I have now lived in this house for sixteen years, almost to the day. This is the longest I have ever lived in one place.
I find this rather odd, truth be told. If you had sat me down when I was younger and said, “Someday you will be a homeowner in what you now consider to be a small town, somewhere in Wisconsin,” I would have assumed you were on powerful hallucinogens. And yet here I am, a minor member of the landed gentry, on sufferance of the financial institution that holds the mortgage, and a long-standing presence in the local community of Our Little Town.
Kim and I were married and living in an apartment a few blocks away when her dad’s estate was finally settled enough to distribute his property. A note to all of you out there reading this: write out a will. The gyrations that had to be gone through to get that settled in the absence of a will that the State of Wisconsin, in its infinite glory, would recognize as legal, managed to be astonishing in both their complexity and their pettiness.
But eventually we came into a small pile of money.
Now, I would probably have thrown it into the bank and forgotten about it, which is just one more reason why you don’t want me in charge of anything connected with money. Once you get past “try to spend less than you have,” my ideas for money management get awfully thin. But Kim is an optimizer, and she recognized this as an opportunity to move up in the world. So house-hunting became our weekend sport.
We looked at a lot of houses.
Did you know that other people have no taste? It’s true! You – yes you, personally – are the only human on earth who knows how to decorate a house without causing visitors to shake their heads, wash down migraine medication with whiskey, and/or begin to question the wisdom of democracy. You have always suspected as much, I am sure. But now you know.
Of all the houses we looked at, only one struck me as a place I could call home. Like most things of this sort, it was a rather mundane moment that set me off that way – I think I was just rounding the hallway into the top of the stairs to go down to the living room when it occurred to me that I could do that for the next few years, yes I could. Fortunately, Kim agreed.
The fact that the kitchen had the same vibratingly ugly orange and yellow countertops as our apartment – and every apartment Kim had lived in for several apartments back – just seemed a positive omen. They were among the first things to go when it came time for Home Repair Projects, but still.

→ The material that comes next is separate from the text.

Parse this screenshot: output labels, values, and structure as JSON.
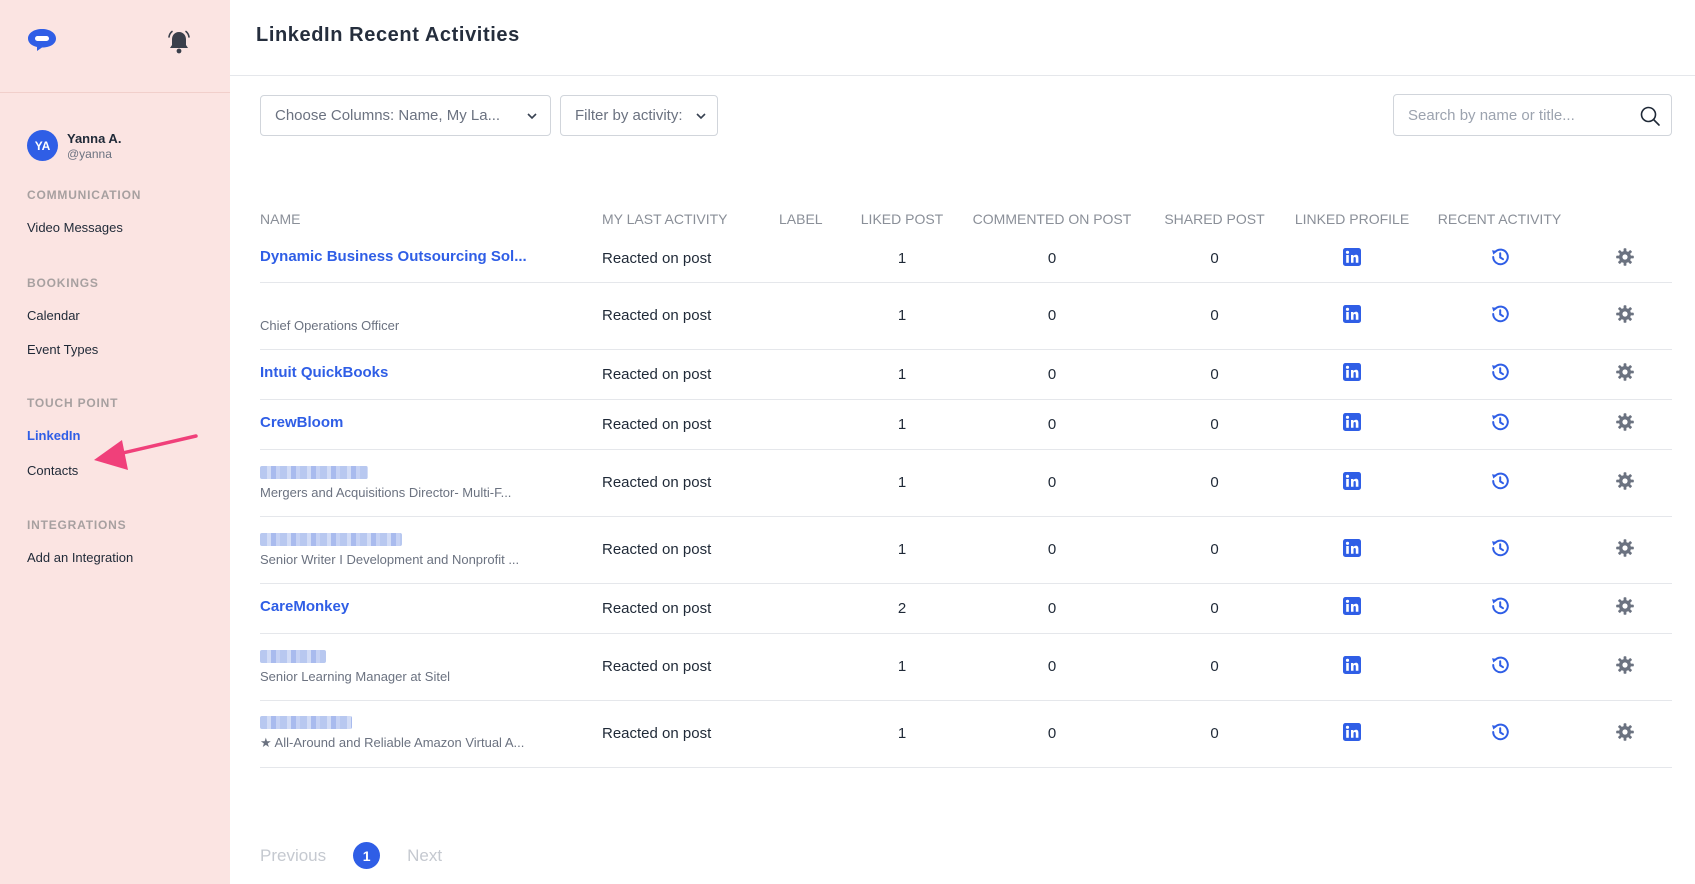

They served their purpose.
It was (and, for that matter, remains) a Cape Cod house, with three bedrooms upstairs and a new basement beneath as a result of being moved several blocks from its original location sometime in the early 90s. The owner at the time was a single man who was moving out of state for a job, and we got the house because he decided he liked us better than the other people who were bidding on it.
Remember when houses actually got multiple bidders?
Actually purchasing the house – moving through the process of getting the money shifted over and the documents signed – was the same gut-wrenching slog through bureaucracy that it always is with settlements. I’m not sure why this is such a needlessly obstacle-strewn process, but it is. And it’s not just that there are a lot of i's to dot and t’s to cross – you’re spending a lot of money to buy something relatively permanent, so of course everyone involved is going to be extremely careful to protect their own interests. It’s that so many of the people involved actively don’t want to help you.
We had to get title insurance, for example. Now, I’ve worked in title insurance, sort of. My mother was in that field for years, and when I was a kid I honed my research skills in the courthouse looking stuff up for her, for which she paid me out of her pocket. So I understand the value of title insurance, and why you want to have it. What I couldn’t understand was why I had to go over to the title insurance company at 4:58pm on a Friday and do my best Glowering Philadelphia Addytood at them until they agreed to add up a column of numbers and enter the total onto an official document so I could take that total over to the only branch office of our bank in town that was open until 6pm and get that total put onto a cashier’s check (using the entirety of the inheritance described above) so we could actually go through with the settlement at 7:30am the following Monday morning. Honestly, people, it’s not that hard.
But there we were, bright and early. The paperwork went through relatively uneventfully. We signed what we needed to sign. The former homeowner wished us luck. And we walked out with a set of keys to Our New House.
That night Kim and I brought over a mattress, a CD player and some CDs, a nice bottle of wine and some glasses, and some candles. We set everything up and then had pizza delivered, just so we could tell the person to come to Our New House. And then we danced around the living room, and spent the night in our own corner of the world.